**Task**
From the material below, pull each line containing the string "with".

>>>>

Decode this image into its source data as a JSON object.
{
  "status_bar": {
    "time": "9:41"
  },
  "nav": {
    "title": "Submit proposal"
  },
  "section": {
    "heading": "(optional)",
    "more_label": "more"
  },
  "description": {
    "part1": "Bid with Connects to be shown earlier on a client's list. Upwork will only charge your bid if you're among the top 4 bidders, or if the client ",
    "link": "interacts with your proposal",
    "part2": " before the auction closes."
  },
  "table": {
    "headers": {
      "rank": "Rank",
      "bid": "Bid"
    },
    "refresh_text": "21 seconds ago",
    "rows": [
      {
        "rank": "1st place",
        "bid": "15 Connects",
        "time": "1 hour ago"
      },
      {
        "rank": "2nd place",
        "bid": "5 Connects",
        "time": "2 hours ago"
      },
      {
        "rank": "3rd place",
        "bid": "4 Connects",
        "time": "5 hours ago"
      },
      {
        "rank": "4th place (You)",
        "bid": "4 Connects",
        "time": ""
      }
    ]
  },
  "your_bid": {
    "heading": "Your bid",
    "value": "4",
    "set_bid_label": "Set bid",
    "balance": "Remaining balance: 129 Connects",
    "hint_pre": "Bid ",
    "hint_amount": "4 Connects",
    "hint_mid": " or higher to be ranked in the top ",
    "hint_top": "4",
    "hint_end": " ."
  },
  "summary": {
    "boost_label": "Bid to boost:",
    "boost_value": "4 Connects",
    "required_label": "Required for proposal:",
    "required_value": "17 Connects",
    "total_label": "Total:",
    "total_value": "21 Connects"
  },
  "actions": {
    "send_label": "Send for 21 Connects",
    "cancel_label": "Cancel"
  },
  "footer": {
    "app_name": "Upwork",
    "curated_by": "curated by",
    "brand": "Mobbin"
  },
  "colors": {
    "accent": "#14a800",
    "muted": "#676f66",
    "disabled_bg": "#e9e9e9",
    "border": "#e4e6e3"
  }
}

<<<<

**Output of the exercise**
    "part1": "Bid with Connects to be shown earlier on a client's list. Upwork will only charge your bid if you're among the top 4 bidders, or if the client ",
    "link": "interacts with your proposal",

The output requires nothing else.